The discovery of six novel coronaviruses did not surprise the researchers, given that PREDICT has found more than 150 coronaviruses around the world. And bats are thought to carry thousands of coronaviruses, the majority of which researchers have yet to discover. “We know that these exist,” Valitutto says. “It’s just a matter of finding them.” There are an estimated 1.6 million unknown viral species in birds and mammals.

Field in Focus: Linno Cave

Smithsonian researchers have worked with the Myanmar government for more than two decades. In 2018, they announced the discovery of a new coronavirus in bats there and a second coronavirus that scientists had previously detected only in Thailand.

The researchers now find themselves studying coronaviruses at a time when the whole world is focused on that viral family. And they believe that the current pandemic demonstrates why their work is so important.

“You go out and you do these presentations associated with your work and in some respects it seems a little bit inflated, where you’re an alarmist and you’re trying to say, ‘The sky is falling, the sky is falling, you’ve got to protect yourself, it’s only a matter of time,’” Valitutto says. “But here it is, here is the time…. This is a prime example to show you, ‘Hey, this is why we need to do this work.’” Valitutto was in China for another project when the current pandemic began.

“We have been saying within the medical community, ‘An epidemic is coming, it’s coming soon, it’s likely to be one of these three or four viral families, it has the potential to kill a lot of people,’” Murray says. “Until it really touches people, it’s hard to recognize how connected we are.

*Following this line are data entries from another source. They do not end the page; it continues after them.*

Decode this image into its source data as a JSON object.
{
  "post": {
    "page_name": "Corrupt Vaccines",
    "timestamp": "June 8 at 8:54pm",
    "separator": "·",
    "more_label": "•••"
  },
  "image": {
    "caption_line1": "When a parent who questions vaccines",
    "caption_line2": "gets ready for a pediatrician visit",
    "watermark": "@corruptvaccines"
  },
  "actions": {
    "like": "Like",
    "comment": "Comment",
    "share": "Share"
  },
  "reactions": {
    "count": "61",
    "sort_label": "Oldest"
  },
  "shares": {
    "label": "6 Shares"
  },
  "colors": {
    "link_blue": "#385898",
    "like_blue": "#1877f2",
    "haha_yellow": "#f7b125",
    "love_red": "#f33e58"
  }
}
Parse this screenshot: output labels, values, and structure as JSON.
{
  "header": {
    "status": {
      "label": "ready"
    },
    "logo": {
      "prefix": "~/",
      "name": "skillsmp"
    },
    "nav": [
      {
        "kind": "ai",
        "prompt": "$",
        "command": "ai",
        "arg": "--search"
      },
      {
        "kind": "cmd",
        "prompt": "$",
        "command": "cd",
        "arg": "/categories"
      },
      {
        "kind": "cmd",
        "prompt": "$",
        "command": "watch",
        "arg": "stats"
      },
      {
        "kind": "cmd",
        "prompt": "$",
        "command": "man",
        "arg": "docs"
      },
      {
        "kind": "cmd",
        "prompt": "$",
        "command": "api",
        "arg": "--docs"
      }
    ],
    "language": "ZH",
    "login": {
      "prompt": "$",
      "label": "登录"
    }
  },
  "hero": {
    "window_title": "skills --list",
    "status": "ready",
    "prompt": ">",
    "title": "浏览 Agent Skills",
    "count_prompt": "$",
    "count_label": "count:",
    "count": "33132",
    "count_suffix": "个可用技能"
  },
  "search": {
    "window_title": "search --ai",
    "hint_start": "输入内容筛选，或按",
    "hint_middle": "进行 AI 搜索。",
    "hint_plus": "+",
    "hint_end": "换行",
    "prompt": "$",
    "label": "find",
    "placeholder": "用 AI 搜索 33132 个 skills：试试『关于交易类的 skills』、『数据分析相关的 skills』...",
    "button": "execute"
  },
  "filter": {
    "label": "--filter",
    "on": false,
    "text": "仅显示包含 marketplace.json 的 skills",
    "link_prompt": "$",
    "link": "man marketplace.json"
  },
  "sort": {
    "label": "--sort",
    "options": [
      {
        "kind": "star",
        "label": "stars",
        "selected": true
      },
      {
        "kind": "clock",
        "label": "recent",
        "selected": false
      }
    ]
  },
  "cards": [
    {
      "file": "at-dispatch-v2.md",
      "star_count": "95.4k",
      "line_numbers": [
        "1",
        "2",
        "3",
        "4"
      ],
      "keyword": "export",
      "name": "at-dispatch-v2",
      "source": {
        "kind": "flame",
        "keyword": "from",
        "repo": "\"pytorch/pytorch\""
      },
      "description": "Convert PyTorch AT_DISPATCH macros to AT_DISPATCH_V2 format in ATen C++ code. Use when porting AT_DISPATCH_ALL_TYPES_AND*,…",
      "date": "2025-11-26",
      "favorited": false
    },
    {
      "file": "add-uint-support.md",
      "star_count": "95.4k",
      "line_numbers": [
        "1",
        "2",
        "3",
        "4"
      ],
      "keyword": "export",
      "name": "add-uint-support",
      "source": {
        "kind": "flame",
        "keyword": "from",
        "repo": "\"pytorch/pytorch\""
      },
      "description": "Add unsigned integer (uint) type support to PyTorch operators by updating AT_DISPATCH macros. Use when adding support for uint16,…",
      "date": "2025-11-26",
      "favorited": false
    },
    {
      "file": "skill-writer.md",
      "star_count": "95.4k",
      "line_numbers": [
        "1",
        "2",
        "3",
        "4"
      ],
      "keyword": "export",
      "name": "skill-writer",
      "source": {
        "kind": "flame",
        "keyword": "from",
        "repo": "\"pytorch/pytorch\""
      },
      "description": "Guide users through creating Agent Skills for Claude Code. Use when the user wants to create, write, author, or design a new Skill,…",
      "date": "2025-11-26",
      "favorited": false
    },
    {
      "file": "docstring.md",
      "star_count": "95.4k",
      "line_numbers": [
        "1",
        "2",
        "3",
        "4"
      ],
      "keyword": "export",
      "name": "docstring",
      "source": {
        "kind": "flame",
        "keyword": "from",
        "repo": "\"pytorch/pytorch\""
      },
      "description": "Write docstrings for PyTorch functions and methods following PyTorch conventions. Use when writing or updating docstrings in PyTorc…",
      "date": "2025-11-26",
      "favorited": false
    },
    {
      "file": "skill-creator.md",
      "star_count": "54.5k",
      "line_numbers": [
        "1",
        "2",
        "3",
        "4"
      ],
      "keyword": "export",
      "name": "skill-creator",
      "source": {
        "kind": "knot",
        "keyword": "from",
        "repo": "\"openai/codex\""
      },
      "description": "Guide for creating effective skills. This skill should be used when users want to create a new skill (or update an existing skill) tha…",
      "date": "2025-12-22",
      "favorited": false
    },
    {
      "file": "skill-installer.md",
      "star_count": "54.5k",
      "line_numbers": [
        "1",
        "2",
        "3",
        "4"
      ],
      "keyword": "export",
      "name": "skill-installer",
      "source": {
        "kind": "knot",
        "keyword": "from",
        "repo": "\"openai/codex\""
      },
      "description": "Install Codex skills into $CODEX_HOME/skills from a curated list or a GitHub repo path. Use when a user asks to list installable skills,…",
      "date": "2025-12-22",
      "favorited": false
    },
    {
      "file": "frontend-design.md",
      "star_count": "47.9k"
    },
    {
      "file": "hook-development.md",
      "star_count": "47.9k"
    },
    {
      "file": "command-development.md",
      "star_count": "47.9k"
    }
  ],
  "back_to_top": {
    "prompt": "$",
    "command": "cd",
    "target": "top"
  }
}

And as long as something’s happening across an ocean and far away, sometimes it’s hard to really feel the relevance of it.” People now realize, she says, that “we’re more connected than we think we are.”

Murray has been involved in COVID-19 modelling as the Smithsonian liaison to the Foreign Animal Disease Threat and Pandemic Preparedness subcommittees of the Office of Science and Technology Policy at the White House.

“When people look at the COVID response right now they’re saying, ‘Oh my goodness, too bad we weren’t prepared,’” Murray says. “This is what it looks like when we were pretty well prepared.”

Get the latest on what's happening At the Smithsonian in your inbox.